Turner also went beyond classical British social anthropology by describing rituals as detailed case studies of ritual performances involving active symbolic manipulation. In this way, Turner wanted to bring in the “human coefficient,” as he called it (Turner 1974a:33), and show how the social is not something over and above the individual, but how principles of social organization both affect and are manipulated by concrete individuals, i.e., how society and the individual come together. This is especially apparent in Turner’s identification of the bipolarity of symbols. In identifying the sensory and the ideological poles of symbols, Turner contributed to reconciling sociological and psychological interpretations of ritual symbols. Here he was clearly influenced by the work of Sigmund Freud. According to Turner (1978; cf. Scharf 1979), during his second period of fieldwork among the Ndembu he was directed towards the work of Freud because he was unable to link all ritual symbols or all different meanings of one single symbol to principles and conflicts of the social order. Through Freud, Turner discovered that symbols may refer not only to the social order, but also to physiological phenomena (bipolarity). Yet it should not be concluded that Turner was a Freudian, since this would deny the whole sociological side of Turner’s approach (especially Turner’s notion of field) and the distinctiveness of Freudian analysis with its emphasis on the individual, subconscious drive in ritual. Turner merely used Freud’s concepts metaphorically and applied them analogously to ritual symbols directed toward a collectivity (and not to dream symbols at the level of the individual psyche, as did Freud). It was Freud’s style of thinking, not hs concepts and hypotheses, as Turner (1978:582) has acknowledged, that influenced Turner’s work.
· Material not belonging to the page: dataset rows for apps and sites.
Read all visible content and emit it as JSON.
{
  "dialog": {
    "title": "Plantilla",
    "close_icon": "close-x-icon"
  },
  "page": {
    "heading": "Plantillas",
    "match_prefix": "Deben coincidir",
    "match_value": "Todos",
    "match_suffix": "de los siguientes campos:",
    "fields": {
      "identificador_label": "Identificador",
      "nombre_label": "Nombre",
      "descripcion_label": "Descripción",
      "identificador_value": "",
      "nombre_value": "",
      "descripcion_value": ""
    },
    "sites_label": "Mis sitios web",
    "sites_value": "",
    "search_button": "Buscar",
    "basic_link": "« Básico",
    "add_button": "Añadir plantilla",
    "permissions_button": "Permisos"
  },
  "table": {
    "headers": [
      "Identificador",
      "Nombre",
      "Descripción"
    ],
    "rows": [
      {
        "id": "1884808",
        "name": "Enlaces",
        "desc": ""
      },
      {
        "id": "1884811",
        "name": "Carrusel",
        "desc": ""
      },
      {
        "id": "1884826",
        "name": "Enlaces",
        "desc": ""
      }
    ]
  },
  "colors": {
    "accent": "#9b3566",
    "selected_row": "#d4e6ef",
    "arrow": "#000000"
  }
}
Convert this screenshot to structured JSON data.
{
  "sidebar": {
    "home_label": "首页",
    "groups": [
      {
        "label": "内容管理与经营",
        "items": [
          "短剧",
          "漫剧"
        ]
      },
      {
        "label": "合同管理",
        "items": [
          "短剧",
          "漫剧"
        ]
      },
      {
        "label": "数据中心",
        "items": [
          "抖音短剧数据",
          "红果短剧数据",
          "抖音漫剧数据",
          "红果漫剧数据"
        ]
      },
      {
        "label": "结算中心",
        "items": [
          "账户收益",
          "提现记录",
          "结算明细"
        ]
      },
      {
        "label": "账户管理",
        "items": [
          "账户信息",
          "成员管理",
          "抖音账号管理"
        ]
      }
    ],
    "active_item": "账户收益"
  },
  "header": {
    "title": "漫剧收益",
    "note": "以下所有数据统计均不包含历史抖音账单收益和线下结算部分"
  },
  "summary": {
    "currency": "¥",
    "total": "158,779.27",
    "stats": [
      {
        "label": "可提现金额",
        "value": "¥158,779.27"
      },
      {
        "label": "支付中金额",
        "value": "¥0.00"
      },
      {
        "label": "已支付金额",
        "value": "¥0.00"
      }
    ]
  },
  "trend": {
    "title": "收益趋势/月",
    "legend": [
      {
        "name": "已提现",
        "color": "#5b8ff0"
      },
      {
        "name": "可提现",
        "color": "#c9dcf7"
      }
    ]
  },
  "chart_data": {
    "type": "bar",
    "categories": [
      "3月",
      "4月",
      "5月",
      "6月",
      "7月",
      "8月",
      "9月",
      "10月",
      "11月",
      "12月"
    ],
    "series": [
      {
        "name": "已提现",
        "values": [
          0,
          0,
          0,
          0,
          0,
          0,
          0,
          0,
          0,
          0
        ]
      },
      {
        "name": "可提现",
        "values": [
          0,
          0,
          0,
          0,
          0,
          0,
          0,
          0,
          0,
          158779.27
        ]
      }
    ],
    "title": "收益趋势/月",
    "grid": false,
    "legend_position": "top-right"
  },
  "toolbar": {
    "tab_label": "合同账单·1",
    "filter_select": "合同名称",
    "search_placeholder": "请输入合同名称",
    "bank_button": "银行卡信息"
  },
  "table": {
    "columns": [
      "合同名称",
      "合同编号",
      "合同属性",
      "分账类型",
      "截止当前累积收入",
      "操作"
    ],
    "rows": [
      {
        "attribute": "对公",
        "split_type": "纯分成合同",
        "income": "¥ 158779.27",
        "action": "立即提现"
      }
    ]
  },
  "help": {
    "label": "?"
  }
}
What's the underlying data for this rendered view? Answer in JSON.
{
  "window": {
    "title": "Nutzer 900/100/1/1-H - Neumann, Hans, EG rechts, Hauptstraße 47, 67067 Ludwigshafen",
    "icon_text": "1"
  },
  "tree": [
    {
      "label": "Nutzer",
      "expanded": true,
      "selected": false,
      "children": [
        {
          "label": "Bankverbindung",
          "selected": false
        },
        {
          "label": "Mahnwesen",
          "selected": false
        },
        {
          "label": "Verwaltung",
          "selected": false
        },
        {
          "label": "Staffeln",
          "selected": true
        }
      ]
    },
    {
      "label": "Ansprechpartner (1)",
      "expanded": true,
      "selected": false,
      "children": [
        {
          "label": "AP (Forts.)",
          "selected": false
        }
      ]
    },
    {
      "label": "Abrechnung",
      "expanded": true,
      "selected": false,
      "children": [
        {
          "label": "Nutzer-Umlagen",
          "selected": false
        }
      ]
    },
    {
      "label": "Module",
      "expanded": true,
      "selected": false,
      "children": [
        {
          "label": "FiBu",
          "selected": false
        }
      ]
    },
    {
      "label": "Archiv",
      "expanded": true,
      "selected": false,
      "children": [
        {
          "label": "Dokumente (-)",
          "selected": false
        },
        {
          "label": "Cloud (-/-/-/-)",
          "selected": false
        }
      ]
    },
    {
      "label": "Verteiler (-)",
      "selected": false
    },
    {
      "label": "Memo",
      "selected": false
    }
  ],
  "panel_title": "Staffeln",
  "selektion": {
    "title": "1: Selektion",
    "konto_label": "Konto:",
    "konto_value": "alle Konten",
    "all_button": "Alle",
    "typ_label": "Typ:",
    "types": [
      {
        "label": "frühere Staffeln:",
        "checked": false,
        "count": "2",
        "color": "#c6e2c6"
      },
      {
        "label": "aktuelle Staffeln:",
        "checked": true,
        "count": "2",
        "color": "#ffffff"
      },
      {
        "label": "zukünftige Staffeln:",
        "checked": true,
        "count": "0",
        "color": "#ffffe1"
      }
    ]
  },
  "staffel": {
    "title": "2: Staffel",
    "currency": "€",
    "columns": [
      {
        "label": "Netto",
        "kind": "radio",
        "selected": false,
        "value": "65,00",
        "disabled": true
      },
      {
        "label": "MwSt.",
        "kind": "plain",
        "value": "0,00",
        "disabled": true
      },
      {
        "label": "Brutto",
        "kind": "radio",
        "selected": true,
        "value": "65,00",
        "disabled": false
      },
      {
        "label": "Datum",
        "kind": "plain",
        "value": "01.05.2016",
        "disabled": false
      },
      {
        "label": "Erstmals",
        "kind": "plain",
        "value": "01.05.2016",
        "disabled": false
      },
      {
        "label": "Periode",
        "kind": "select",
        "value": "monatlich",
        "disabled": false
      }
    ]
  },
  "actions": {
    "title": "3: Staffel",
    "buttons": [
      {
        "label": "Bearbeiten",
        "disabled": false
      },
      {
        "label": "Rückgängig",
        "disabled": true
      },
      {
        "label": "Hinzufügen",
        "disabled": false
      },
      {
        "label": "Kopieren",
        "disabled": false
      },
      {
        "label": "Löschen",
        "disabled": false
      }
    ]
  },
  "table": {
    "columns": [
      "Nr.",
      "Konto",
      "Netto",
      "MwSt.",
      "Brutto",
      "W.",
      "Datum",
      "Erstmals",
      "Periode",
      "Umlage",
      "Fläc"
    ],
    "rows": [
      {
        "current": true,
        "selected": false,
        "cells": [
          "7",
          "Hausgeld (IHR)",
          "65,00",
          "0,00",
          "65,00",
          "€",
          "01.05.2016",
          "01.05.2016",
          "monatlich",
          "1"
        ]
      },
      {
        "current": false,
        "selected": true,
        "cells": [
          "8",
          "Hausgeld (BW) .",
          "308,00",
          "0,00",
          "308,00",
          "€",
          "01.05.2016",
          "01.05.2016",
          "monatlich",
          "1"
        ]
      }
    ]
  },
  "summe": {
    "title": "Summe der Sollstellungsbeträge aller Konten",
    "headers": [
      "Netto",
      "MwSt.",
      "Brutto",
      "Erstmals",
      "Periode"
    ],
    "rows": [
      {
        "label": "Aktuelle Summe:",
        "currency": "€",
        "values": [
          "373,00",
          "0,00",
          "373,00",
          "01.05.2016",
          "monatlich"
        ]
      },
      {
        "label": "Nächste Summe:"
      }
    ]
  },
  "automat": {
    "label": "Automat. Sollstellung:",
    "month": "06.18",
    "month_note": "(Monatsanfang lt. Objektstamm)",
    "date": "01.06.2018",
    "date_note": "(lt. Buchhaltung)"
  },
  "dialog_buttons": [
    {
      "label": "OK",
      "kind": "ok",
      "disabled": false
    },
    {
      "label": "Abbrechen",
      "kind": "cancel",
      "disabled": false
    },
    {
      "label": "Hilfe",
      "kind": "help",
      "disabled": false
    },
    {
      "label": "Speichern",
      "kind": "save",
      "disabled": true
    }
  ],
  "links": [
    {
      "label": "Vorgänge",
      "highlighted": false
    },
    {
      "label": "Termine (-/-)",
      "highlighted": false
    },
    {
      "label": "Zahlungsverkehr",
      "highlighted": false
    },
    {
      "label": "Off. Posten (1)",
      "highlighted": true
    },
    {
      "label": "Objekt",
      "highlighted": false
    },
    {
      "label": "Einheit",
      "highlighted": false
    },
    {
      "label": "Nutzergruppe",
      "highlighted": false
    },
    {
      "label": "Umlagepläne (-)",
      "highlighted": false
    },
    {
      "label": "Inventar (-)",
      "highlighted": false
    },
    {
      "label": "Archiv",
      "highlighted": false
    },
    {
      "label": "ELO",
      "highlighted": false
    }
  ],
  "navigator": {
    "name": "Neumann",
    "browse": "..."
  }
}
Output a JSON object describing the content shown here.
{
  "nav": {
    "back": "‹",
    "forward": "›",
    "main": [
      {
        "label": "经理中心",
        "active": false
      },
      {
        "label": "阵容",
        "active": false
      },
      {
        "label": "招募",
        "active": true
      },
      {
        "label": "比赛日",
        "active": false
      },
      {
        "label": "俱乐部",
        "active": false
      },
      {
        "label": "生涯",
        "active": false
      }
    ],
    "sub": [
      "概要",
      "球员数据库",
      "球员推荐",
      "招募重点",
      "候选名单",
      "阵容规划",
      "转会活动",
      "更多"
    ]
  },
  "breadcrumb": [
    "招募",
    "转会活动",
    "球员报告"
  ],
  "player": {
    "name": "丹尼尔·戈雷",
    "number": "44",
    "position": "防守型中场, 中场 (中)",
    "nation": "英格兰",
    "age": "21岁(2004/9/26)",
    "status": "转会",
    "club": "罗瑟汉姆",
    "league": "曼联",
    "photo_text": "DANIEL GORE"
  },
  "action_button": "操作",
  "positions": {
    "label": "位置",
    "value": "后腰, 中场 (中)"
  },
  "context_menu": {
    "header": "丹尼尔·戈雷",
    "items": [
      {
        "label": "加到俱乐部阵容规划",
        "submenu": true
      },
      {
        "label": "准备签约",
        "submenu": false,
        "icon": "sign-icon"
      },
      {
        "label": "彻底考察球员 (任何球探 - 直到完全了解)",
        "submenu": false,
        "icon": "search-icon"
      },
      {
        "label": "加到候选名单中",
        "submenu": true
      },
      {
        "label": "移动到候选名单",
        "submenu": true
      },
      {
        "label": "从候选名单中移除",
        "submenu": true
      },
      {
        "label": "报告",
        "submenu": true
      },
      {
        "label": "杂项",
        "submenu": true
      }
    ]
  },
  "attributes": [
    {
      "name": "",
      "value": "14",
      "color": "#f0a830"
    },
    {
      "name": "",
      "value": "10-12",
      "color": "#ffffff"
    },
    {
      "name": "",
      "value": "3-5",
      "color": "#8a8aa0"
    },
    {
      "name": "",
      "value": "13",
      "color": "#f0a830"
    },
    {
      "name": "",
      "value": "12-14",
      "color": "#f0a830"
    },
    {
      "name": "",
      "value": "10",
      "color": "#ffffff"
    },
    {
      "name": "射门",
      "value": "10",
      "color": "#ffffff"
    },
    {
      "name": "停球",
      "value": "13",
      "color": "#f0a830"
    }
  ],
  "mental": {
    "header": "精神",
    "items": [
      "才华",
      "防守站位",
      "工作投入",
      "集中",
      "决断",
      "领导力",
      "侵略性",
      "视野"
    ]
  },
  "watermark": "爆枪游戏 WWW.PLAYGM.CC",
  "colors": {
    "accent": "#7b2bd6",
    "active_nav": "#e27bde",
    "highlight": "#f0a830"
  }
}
Finally, Turner went beyond British structuralism in stressing the inter-structural phase of liminality in ritual and the related notion of communitas. This meant a shift in his work away from the social-structural analyses characteristic of British social anthropology.